■ **WHAT IS REQUIRED**
Pull each line containing "icon" out of the data and copy it.

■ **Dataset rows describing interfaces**

Start of Block

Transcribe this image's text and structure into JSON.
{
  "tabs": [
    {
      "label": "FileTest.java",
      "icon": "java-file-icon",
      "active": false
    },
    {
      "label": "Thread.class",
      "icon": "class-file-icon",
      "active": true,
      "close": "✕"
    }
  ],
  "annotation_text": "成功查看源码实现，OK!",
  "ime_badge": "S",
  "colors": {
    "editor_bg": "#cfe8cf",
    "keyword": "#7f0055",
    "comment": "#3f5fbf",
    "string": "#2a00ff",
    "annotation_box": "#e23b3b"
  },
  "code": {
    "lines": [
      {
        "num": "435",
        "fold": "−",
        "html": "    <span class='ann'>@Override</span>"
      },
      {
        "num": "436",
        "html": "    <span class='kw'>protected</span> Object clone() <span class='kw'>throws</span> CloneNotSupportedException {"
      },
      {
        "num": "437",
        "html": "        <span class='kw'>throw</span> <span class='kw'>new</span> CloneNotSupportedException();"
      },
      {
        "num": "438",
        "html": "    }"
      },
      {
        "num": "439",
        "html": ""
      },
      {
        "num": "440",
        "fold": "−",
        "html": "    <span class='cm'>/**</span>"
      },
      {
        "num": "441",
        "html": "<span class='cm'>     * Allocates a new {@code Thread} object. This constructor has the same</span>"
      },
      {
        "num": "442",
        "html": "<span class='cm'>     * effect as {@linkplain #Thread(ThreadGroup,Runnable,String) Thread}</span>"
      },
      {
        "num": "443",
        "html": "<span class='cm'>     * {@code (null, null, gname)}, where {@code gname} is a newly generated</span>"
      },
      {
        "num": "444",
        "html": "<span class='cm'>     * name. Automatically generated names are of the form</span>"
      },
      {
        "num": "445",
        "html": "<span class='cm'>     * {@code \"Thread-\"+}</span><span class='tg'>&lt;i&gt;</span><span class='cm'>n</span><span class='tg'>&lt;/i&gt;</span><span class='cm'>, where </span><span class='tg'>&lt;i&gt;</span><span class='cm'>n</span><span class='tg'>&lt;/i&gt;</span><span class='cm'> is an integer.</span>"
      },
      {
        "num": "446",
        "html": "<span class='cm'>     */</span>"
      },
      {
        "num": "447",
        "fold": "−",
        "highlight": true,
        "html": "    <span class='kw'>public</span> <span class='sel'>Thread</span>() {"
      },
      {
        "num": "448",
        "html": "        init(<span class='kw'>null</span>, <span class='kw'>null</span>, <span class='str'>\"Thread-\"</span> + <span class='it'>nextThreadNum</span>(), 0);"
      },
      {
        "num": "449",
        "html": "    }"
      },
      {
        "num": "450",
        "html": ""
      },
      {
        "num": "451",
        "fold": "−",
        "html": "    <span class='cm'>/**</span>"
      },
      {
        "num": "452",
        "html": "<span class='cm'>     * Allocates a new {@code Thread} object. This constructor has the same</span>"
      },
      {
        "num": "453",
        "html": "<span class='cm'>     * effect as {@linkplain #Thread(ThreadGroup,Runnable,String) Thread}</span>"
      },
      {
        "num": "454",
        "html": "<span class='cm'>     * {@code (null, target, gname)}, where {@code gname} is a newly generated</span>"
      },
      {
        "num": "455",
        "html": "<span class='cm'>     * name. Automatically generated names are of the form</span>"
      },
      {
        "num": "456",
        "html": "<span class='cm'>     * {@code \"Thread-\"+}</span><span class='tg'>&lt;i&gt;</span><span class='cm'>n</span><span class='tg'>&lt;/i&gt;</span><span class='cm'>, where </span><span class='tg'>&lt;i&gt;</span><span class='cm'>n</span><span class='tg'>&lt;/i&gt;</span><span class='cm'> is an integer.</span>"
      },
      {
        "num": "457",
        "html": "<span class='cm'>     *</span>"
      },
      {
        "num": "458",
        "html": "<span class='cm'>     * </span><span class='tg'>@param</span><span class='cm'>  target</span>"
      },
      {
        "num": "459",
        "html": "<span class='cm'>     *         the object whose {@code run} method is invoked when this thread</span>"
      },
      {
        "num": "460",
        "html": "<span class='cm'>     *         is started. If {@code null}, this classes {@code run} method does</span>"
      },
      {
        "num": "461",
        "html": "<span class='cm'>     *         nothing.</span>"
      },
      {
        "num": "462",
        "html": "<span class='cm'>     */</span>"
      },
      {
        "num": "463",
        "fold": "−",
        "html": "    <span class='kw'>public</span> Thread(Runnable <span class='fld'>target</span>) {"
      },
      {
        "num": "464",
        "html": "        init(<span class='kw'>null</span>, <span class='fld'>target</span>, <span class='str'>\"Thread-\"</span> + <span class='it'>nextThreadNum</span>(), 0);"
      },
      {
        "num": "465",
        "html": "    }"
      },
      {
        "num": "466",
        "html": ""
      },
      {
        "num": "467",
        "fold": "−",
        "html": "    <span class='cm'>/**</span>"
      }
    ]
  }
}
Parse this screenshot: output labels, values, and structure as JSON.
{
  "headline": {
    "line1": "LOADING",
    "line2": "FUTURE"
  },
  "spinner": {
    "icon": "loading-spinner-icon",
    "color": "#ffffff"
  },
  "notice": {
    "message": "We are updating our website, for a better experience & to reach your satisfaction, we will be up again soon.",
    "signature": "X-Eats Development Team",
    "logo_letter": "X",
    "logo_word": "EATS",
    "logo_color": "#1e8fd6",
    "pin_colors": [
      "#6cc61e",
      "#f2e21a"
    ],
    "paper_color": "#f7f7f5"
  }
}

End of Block

■ **SOLUTION TO THE EXERCISE**
      "icon": "java-file-icon",
      "icon": "class-file-icon",
    "icon": "loading-spinner-icon",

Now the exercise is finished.